> [WHAT YOU NEED TO DO]:
Your task is to return all of the entries below exactly, leaving out each picture.

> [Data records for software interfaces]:
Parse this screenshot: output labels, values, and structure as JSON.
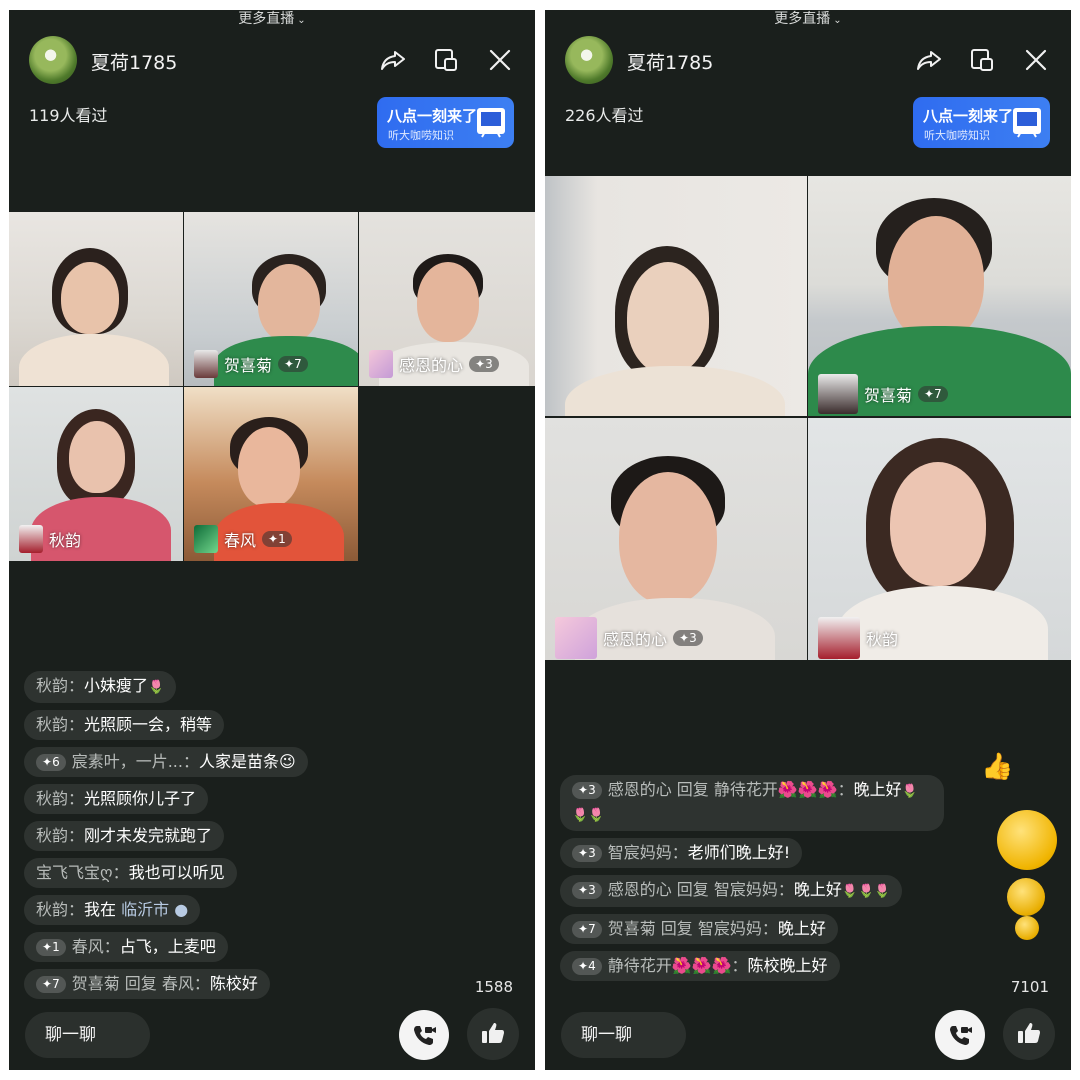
{
  "left": {
    "more_live": "更多直播",
    "host_name": "夏荷1785",
    "viewers": "119人看过",
    "promo": {
      "title": "八点一刻来了",
      "subtitle": "听大咖唠知识"
    },
    "guests": [
      {
        "name": "",
        "level": ""
      },
      {
        "name": "贺喜菊",
        "level": "7"
      },
      {
        "name": "感恩的心",
        "level": "3"
      },
      {
        "name": "秋韵",
        "level": ""
      },
      {
        "name": "春风",
        "level": "1"
      }
    ],
    "comments": [
      {
        "level": "",
        "name": "秋韵：",
        "text": "小妹瘦了",
        "flowers": "🌷"
      },
      {
        "level": "",
        "name": "秋韵：",
        "text": "光照顾一会，稍等"
      },
      {
        "level": "6",
        "name": "宸素叶，一片...：",
        "text": "人家是苗条😉"
      },
      {
        "level": "",
        "name": "秋韵：",
        "text": "光照顾你儿子了"
      },
      {
        "level": "",
        "name": "秋韵：",
        "text": "刚才未发完就跑了"
      },
      {
        "level": "",
        "name": "宝飞飞宝ღ：",
        "text": "我也可以听见"
      },
      {
        "level": "",
        "name": "秋韵：",
        "text": "我在",
        "highlight": "临沂市",
        "pin": "📍"
      },
      {
        "level": "1",
        "name": "春风：",
        "text": "占飞，上麦吧"
      },
      {
        "level": "7",
        "name": "贺喜菊 回复 春风：",
        "text": "陈校好"
      }
    ],
    "like_count": "1588",
    "chat_placeholder": "聊一聊"
  },
  "right": {
    "more_live": "更多直播",
    "host_name": "夏荷1785",
    "viewers": "226人看过",
    "promo": {
      "title": "八点一刻来了",
      "subtitle": "听大咖唠知识"
    },
    "guests": [
      {
        "name": "",
        "level": ""
      },
      {
        "name": "贺喜菊",
        "level": "7"
      },
      {
        "name": "感恩的心",
        "level": "3"
      },
      {
        "name": "秋韵",
        "level": ""
      }
    ],
    "comments": [
      {
        "level": "3",
        "name": "感恩的心 回复 静待花开🌺🌺🌺：",
        "text": "晚上好",
        "flowers": "🌷🌷🌷"
      },
      {
        "level": "3",
        "name": "智宸妈妈：",
        "text": "老师们晚上好!"
      },
      {
        "level": "3",
        "name": "感恩的心 回复 智宸妈妈：",
        "text": "晚上好",
        "flowers": "🌷🌷🌷"
      },
      {
        "level": "7",
        "name": "贺喜菊 回复 智宸妈妈：",
        "text": "晚上好"
      },
      {
        "level": "4",
        "name": "静待花开🌺🌺🌺：",
        "text": "陈校晚上好"
      }
    ],
    "like_count": "7101",
    "chat_placeholder": "聊一聊"
  },
  "icons": [
    "share-icon",
    "float-window-icon",
    "close-icon",
    "video-call-icon",
    "thumbs-up-icon",
    "location-pin-icon"
  ],
  "colors": {
    "panel_bg": "#1a1f1c",
    "promo_blue": "#2f6cf0",
    "flower_red": "#e24a5f"
  }
}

> [EXERCISE OUTPUT]:
Parse this screenshot: output labels, values, and structure as JSON.
{
  "left": {
    "more_live": "更多直播",
    "host_name": "夏荷1785",
    "viewers": "119人看过",
    "promo": {
      "title": "八点一刻来了",
      "subtitle": "听大咖唠知识"
    },
    "guests": [
      {
        "name": "",
        "level": ""
      },
      {
        "name": "贺喜菊",
        "level": "7"
      },
      {
        "name": "感恩的心",
        "level": "3"
      },
      {
        "name": "秋韵",
        "level": ""
      },
      {
        "name": "春风",
        "level": "1"
      }
    ],
    "comments": [
      {
        "level": "",
        "name": "秋韵：",
        "text": "小妹瘦了",
        "flowers": "🌷"
      },
      {
        "level": "",
        "name": "秋韵：",
        "text": "光照顾一会，稍等"
      },
      {
        "level": "6",
        "name": "宸素叶，一片...：",
        "text": "人家是苗条😉"
      },
      {
        "level": "",
        "name": "秋韵：",
        "text": "光照顾你儿子了"
      },
      {
        "level": "",
        "name": "秋韵：",
        "text": "刚才未发完就跑了"
      },
      {
        "level": "",
        "name": "宝飞飞宝ღ：",
        "text": "我也可以听见"
      },
      {
        "level": "",
        "name": "秋韵：",
        "text": "我在",
        "highlight": "临沂市",
        "pin": "📍"
      },
      {
        "level": "1",
        "name": "春风：",
        "text": "占飞，上麦吧"
      },
      {
        "level": "7",
        "name": "贺喜菊 回复 春风：",
        "text": "陈校好"
      }
    ],
    "like_count": "1588",
    "chat_placeholder": "聊一聊"
  },
  "right": {
    "more_live": "更多直播",
    "host_name": "夏荷1785",
    "viewers": "226人看过",
    "promo": {
      "title": "八点一刻来了",
      "subtitle": "听大咖唠知识"
    },
    "guests": [
      {
        "name": "",
        "level": ""
      },
      {
        "name": "贺喜菊",
        "level": "7"
      },
      {
        "name": "感恩的心",
        "level": "3"
      },
      {
        "name": "秋韵",
        "level": ""
      }
    ],
    "comments": [
      {
        "level": "3",
        "name": "感恩的心 回复 静待花开🌺🌺🌺：",
        "text": "晚上好",
        "flowers": "🌷🌷🌷"
      },
      {
        "level": "3",
        "name": "智宸妈妈：",
        "text": "老师们晚上好!"
      },
      {
        "level": "3",
        "name": "感恩的心 回复 智宸妈妈：",
        "text": "晚上好",
        "flowers": "🌷🌷🌷"
      },
      {
        "level": "7",
        "name": "贺喜菊 回复 智宸妈妈：",
        "text": "晚上好"
      },
      {
        "level": "4",
        "name": "静待花开🌺🌺🌺：",
        "text": "陈校晚上好"
      }
    ],
    "like_count": "7101",
    "chat_placeholder": "聊一聊"
  },
  "icons": [
    "share-icon",
    "float-window-icon",
    "close-icon",
    "video-call-icon",
    "thumbs-up-icon",
    "location-pin-icon"
  ],
  "colors": {
    "panel_bg": "#1a1f1c",
    "promo_blue": "#2f6cf0",
    "flower_red": "#e24a5f"
  }
}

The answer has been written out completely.